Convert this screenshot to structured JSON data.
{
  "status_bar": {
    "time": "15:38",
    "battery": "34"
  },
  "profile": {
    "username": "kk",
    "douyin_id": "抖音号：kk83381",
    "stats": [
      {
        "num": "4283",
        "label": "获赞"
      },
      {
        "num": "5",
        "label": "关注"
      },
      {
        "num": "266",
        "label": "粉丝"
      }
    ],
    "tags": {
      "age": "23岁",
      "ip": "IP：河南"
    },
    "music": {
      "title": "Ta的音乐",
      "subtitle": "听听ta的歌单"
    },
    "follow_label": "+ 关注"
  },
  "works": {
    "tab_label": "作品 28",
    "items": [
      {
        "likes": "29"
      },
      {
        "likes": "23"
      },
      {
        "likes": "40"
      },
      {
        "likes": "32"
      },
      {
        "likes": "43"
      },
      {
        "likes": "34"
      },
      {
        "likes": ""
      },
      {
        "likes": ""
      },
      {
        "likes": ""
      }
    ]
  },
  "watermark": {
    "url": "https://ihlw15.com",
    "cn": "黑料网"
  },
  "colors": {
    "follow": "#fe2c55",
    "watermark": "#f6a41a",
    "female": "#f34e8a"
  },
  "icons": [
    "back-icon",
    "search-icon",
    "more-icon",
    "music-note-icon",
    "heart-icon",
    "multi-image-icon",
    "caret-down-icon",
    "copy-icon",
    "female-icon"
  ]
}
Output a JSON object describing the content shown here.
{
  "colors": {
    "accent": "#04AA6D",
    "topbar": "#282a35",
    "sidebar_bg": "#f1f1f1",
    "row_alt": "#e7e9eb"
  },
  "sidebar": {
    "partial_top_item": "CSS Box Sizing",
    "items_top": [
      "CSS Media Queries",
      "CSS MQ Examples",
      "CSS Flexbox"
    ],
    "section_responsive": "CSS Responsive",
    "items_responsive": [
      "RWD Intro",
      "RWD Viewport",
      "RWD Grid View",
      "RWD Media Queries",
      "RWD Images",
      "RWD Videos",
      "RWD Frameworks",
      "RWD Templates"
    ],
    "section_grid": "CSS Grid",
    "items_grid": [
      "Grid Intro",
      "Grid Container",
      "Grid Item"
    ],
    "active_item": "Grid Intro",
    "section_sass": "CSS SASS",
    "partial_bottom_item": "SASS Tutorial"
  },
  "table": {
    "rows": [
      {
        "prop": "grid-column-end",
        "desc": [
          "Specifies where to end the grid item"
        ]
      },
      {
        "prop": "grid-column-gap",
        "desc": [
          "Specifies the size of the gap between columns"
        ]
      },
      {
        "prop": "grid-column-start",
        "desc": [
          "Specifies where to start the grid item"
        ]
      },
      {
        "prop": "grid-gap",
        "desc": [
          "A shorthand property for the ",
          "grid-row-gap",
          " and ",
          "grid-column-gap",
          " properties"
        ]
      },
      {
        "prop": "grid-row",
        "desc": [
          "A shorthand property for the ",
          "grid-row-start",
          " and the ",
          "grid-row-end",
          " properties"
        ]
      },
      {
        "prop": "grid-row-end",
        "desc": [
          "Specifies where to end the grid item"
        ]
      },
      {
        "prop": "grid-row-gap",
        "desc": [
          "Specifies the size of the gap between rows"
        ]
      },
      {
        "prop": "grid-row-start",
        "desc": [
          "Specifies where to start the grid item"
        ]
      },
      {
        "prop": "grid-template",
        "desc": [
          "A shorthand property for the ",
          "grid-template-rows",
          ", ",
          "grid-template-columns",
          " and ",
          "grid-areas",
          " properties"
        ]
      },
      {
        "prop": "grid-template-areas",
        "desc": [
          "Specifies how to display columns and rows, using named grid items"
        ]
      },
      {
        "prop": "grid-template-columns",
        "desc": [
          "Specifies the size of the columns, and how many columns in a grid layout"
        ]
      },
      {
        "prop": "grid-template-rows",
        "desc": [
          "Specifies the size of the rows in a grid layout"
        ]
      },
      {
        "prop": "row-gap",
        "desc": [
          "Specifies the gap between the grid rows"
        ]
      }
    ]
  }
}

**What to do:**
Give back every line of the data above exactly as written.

**Solution for this problem:**
Convert this screenshot to structured JSON data.
{
  "status_bar": {
    "time": "15:38",
    "battery": "34"
  },
  "profile": {
    "username": "kk",
    "douyin_id": "抖音号：kk83381",
    "stats": [
      {
        "num": "4283",
        "label": "获赞"
      },
      {
        "num": "5",
        "label": "关注"
      },
      {
        "num": "266",
        "label": "粉丝"
      }
    ],
    "tags": {
      "age": "23岁",
      "ip": "IP：河南"
    },
    "music": {
      "title": "Ta的音乐",
      "subtitle": "听听ta的歌单"
    },
    "follow_label": "+ 关注"
  },
  "works": {
    "tab_label": "作品 28",
    "items": [
      {
        "likes": "29"
      },
      {
        "likes": "23"
      },
      {
        "likes": "40"
      },
      {
        "likes": "32"
      },
      {
        "likes": "43"
      },
      {
        "likes": "34"
      },
      {
        "likes": ""
      },
      {
        "likes": ""
      },
      {
        "likes": ""
      }
    ]
  },
  "watermark": {
    "url": "https://ihlw15.com",
    "cn": "黑料网"
  },
  "colors": {
    "follow": "#fe2c55",
    "watermark": "#f6a41a",
    "female": "#f34e8a"
  },
  "icons": [
    "back-icon",
    "search-icon",
    "more-icon",
    "music-note-icon",
    "heart-icon",
    "multi-image-icon",
    "caret-down-icon",
    "copy-icon",
    "female-icon"
  ]
}
Output a JSON object describing the content shown here.
{
  "colors": {
    "accent": "#04AA6D",
    "topbar": "#282a35",
    "sidebar_bg": "#f1f1f1",
    "row_alt": "#e7e9eb"
  },
  "sidebar": {
    "partial_top_item": "CSS Box Sizing",
    "items_top": [
      "CSS Media Queries",
      "CSS MQ Examples",
      "CSS Flexbox"
    ],
    "section_responsive": "CSS Responsive",
    "items_responsive": [
      "RWD Intro",
      "RWD Viewport",
      "RWD Grid View",
      "RWD Media Queries",
      "RWD Images",
      "RWD Videos",
      "RWD Frameworks",
      "RWD Templates"
    ],
    "section_grid": "CSS Grid",
    "items_grid": [
      "Grid Intro",
      "Grid Container",
      "Grid Item"
    ],
    "active_item": "Grid Intro",
    "section_sass": "CSS SASS",
    "partial_bottom_item": "SASS Tutorial"
  },
  "table": {
    "rows": [
      {
        "prop": "grid-column-end",
        "desc": [
          "Specifies where to end the grid item"
        ]
      },
      {
        "prop": "grid-column-gap",
        "desc": [
          "Specifies the size of the gap between columns"
        ]
      },
      {
        "prop": "grid-column-start",
        "desc": [
          "Specifies where to start the grid item"
        ]
      },
      {
        "prop": "grid-gap",
        "desc": [
          "A shorthand property for the ",
          "grid-row-gap",
          " and ",
          "grid-column-gap",
          " properties"
        ]
      },
      {
        "prop": "grid-row",
        "desc": [
          "A shorthand property for the ",
          "grid-row-start",
          " and the ",
          "grid-row-end",
          " properties"
        ]
      },
      {
        "prop": "grid-row-end",
        "desc": [
          "Specifies where to end the grid item"
        ]
      },
      {
        "prop": "grid-row-gap",
        "desc": [
          "Specifies the size of the gap between rows"
        ]
      },
      {
        "prop": "grid-row-start",
        "desc": [
          "Specifies where to start the grid item"
        ]
      },
      {
        "prop": "grid-template",
        "desc": [
          "A shorthand property for the ",
          "grid-template-rows",
          ", ",
          "grid-template-columns",
          " and ",
          "grid-areas",
          " properties"
        ]
      },
      {
        "prop": "grid-template-areas",
        "desc": [
          "Specifies how to display columns and rows, using named grid items"
        ]
      },
      {
        "prop": "grid-template-columns",
        "desc": [
          "Specifies the size of the columns, and how many columns in a grid layout"
        ]
      },
      {
        "prop": "grid-template-rows",
        "desc": [
          "Specifies the size of the rows in a grid layout"
        ]
      },
      {
        "prop": "row-gap",
        "desc": [
          "Specifies the gap between the grid rows"
        ]
      }
    ]
  }
}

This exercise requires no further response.